§ Action item
Scan the records for lines with the word "minutes", and copy every such line.

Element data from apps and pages
--------------------------------

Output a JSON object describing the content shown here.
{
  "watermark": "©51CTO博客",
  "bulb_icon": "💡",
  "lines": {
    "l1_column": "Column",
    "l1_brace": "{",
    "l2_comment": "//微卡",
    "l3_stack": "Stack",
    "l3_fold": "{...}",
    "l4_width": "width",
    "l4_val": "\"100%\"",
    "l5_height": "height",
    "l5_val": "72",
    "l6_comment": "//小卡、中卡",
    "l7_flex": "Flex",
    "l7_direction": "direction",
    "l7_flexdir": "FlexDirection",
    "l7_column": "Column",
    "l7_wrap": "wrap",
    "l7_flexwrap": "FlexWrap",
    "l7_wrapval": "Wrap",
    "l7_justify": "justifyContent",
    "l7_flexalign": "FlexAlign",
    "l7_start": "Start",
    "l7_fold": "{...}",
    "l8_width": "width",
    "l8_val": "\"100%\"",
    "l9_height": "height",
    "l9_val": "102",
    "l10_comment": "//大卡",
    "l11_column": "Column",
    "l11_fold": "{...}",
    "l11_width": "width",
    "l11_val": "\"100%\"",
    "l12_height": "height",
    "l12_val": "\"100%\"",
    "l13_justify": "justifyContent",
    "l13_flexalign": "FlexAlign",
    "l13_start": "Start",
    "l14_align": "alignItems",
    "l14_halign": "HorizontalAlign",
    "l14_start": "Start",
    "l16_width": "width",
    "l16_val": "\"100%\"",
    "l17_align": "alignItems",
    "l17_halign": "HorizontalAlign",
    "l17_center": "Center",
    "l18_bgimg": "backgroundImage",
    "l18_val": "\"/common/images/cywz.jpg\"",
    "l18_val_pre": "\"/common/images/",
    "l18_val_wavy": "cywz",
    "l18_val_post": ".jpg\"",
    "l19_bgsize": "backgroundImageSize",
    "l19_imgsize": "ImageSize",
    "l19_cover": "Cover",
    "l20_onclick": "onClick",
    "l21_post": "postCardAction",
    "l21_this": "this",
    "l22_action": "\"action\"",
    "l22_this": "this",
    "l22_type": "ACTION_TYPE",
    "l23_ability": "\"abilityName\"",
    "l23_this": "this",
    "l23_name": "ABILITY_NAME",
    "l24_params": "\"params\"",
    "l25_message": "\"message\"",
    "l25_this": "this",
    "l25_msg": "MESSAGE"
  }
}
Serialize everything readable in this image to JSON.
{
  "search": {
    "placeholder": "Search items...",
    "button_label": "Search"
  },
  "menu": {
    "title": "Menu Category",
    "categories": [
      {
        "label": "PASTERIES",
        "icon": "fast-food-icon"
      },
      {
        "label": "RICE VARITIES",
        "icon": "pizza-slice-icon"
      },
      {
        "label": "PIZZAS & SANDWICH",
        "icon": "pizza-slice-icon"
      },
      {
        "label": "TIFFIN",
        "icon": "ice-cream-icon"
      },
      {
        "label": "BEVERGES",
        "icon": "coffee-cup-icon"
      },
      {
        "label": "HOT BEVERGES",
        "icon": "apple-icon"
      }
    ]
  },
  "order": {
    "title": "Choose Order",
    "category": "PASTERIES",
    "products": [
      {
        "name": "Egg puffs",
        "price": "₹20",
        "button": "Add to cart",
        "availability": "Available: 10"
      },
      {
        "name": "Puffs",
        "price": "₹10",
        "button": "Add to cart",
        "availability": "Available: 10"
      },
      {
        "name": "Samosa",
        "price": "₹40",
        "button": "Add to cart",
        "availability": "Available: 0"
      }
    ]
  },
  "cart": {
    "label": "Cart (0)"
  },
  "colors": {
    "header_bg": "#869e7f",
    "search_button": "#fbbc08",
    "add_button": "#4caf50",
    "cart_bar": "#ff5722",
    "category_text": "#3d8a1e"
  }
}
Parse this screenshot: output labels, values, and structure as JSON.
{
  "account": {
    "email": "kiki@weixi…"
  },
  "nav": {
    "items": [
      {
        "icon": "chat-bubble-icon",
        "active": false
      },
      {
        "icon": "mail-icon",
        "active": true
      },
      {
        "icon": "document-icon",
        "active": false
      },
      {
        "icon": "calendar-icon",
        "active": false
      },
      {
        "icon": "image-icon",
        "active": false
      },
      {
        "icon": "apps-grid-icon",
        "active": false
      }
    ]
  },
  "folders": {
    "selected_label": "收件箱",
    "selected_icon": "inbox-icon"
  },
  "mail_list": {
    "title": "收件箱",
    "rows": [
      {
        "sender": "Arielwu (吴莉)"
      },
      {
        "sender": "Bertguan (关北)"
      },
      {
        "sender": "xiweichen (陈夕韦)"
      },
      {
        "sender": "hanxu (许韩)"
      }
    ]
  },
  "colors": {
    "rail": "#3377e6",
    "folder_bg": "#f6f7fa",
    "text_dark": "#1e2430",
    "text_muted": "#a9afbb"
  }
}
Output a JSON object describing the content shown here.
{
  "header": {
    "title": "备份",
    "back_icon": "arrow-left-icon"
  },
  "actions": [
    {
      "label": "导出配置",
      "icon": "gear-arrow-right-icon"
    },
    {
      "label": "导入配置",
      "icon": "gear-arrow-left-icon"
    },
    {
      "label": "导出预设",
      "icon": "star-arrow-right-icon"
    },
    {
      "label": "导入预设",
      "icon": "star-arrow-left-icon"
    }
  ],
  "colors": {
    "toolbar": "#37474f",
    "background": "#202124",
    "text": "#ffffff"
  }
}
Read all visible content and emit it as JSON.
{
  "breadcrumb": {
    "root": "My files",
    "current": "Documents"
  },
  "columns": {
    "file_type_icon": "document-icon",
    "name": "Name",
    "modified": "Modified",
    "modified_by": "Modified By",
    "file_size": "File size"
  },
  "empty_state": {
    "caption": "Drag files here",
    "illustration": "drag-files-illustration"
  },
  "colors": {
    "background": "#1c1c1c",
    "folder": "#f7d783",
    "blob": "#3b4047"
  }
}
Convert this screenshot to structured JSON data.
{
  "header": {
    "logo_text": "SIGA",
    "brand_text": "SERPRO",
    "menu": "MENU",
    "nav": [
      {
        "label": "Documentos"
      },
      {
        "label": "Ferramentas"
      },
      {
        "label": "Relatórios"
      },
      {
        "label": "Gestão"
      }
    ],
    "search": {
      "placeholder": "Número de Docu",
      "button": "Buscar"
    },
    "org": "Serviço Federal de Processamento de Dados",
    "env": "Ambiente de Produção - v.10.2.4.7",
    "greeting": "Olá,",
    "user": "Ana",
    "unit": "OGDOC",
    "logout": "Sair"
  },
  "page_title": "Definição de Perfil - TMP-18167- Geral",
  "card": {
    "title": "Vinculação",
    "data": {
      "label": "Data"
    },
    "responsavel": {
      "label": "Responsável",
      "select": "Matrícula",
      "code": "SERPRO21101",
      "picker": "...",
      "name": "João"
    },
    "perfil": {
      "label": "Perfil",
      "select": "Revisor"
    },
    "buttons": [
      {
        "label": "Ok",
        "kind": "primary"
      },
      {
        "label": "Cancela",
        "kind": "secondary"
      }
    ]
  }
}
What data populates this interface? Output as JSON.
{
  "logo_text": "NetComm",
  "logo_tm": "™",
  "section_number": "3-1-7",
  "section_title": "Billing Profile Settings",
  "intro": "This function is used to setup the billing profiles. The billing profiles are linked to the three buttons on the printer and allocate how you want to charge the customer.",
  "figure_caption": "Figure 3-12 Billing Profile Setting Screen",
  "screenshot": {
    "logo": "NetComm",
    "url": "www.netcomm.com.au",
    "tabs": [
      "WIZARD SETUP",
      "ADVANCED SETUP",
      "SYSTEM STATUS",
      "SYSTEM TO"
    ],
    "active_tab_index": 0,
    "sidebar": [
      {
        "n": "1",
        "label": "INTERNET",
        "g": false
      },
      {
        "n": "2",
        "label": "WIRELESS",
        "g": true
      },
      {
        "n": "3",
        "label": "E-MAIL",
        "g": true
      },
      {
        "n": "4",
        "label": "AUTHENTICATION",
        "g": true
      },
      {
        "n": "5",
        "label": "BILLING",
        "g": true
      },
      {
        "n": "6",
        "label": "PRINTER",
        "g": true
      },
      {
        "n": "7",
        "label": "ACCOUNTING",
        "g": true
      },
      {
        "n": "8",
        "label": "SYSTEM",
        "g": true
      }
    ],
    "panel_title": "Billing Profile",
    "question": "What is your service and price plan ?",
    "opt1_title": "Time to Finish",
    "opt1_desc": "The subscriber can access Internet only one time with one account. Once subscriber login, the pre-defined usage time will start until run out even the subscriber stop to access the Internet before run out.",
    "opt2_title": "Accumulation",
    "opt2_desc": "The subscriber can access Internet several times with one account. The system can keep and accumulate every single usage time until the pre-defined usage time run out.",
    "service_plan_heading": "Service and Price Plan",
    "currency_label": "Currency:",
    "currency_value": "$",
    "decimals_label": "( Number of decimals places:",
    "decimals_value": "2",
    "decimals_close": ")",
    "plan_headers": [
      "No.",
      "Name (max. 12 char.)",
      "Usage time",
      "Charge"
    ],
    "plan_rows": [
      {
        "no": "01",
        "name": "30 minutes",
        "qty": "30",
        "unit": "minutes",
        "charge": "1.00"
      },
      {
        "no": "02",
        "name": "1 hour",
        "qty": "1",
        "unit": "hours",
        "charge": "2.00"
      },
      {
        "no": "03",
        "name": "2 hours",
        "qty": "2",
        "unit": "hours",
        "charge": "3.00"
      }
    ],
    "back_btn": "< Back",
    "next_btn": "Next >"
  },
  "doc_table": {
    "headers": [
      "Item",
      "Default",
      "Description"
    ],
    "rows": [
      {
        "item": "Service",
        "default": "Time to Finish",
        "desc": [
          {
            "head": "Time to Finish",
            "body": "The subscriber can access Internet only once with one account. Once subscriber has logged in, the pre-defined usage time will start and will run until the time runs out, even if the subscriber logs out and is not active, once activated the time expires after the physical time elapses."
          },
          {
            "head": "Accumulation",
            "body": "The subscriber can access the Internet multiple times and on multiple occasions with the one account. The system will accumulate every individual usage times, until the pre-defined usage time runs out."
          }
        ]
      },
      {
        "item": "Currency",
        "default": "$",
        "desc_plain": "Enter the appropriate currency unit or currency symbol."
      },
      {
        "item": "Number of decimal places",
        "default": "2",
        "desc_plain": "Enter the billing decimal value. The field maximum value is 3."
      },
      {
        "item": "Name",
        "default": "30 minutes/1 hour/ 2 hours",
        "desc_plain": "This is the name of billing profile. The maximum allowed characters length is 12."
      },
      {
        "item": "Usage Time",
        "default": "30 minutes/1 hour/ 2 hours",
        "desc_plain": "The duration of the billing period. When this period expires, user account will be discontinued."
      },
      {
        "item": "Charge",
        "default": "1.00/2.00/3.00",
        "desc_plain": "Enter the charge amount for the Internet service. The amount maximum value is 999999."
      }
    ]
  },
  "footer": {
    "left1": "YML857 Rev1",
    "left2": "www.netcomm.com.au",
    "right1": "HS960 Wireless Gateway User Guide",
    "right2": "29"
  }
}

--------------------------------

§ Result of this exercise
        "name": "30 minutes",
        "unit": "minutes",
        "default": "30 minutes/1 hour/ 2 hours",
        "default": "30 minutes/1 hour/ 2 hours",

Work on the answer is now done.